March 30, 2015
Spring Bulbs Around the Farm
Now that it’s spring, every day something new is emerging in the gardens. It won’t be long before many of the bulbs we planted last fall will start to surface. It’s a tedious process every year - we plant thousands of bulbs - but it’s very exciting to see their blooms come to life after the long, cold months of winter.
Last November, I posted a blog about the bulbs I was planting throughout the property. Many of the bulbs came from Van Engelen in nearby Bantam, Connecticut. In the following photos, you’ll see where some of the bulbs were planted, and where beautiful flowers will soon appear. Enjoy…
1 Every autumn, I order all sorts of bulbs to be planted in my gardens. Here are some of the bulbs I selected for my Bedford farm. They all come very well packaged and labeled. Once they arrive, they're placed in bins along with the label for easy identification.
2 I decided to plant Leucojum aestivum 'Gravetye' in the beds near the front gate. You may recognize it as summer snowflake 'Gravetye Giant'. It's a perennial with narrowly strapped leaves and slightly fragrant, bell-shaped, white flowers with dainty tips of green.
3 'Gravetye Giant' plants thrive in full sun, and moist, well-drained soil. They are often used for borders and informal garden beds.
4 As a general rule, bulbs should be planted in holes three times as deep as the height of the bulb. The 'Gravetye Giant' is more moisture tolerant than other bulbs and does well near ponds and streams.
5 The most important note about bulbs is how to plant them - always with the point facing upwards. Planting a bulb upside down, however, is not disastrous. It may take a little longer for it to bloom, but it will always find its way.
6 Plant each 'Gravetye Giant' bulb individually, and keep the bulbs several-inches apart.
7 Leucojum aestivum 'Gravetye Giant' plants are mid-spring bloomers and can reach about 18-inches tall.
8 In the beds outside my kitchen, I selected several flowering bulbs including Ornithogalum Balansae.

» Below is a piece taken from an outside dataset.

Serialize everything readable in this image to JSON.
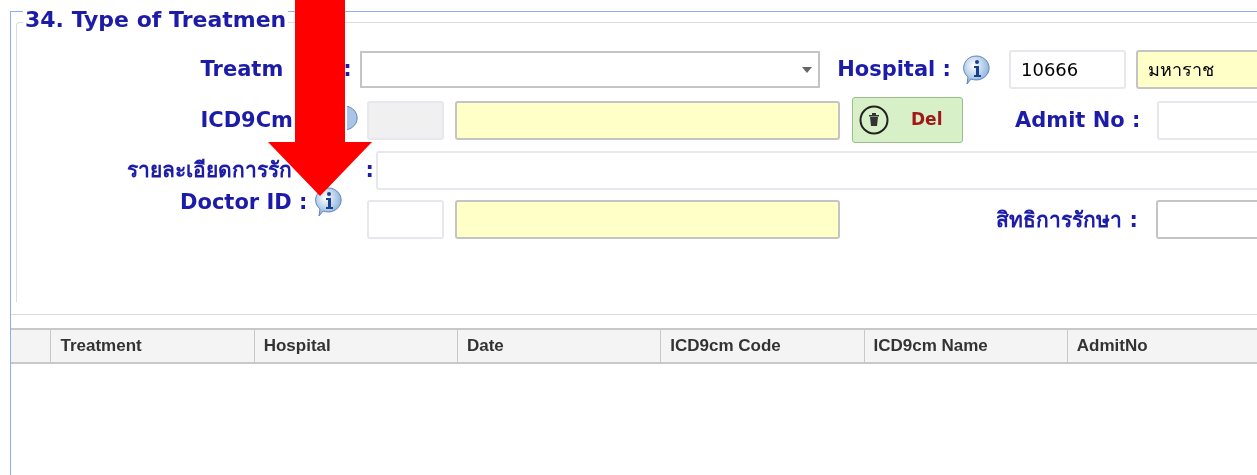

Native to areas surrounding the Mediterranean Sea, these plants are hardy, easy to grow, and don't mind cool weather.
9 Ornithogalum balansae is a wonderful spring-flowering perennial especially for borders. Plants do well in full sun to partial shade. They produce white star-like flowers with green stripes.
10 For the apple espaliers, I chose Scilla siberica 'Spring Beauty'. The common name is Siberian squill. Each mature bulb produces three to four thin leaves with one to three drooping, bell-like blue flowers.
11 Scilla siberica 'Spring Beauty' will look stunning in the border of the 'Gravenstein' apple espaliers. They prefer full sun to part shade.
12 Near the apple orchard is a row of standard lilacs. Underneath, we planted Fritillaria meleagris bulbs.
13 The Fritillaria meleagris won't get much taller than eight-inches, but they will bloom profusely.
14 These bulbs are planted two to three-inches deep and at least two to four-inches apart.
15 Sometimes, it is not always easy to find the point. If this is the case, place it on its side, and let the plant figure it out. This is called gravitropism.
16 For maximum effect, scatter the bulbs randomly and then plant them where they rested. Try to avoid planting bulbs in straight lines or with too much space in between them.
17 When purchasing bulbs, choose the best quality bulbs you can find, and avoid bulbs that are dry, withered, spongy or moldy.
18 When planting small bulbs, a dibber or dibble may come in handy. These are pointed wooden sticks for making holes. This is called a T-handled dibber because it has a T-grip that easily fits in the palm of the gardener's hand.
19 Larger bulbs, which are planted individually, may require the use of a bulb planter. Bulb planters come with both short handles and long handles.
20 Bulb planters gather dirt in the cone and leave a bulb-ready space when pulled up. All these bulbs will be blooming over the next several weeks - I can't wait.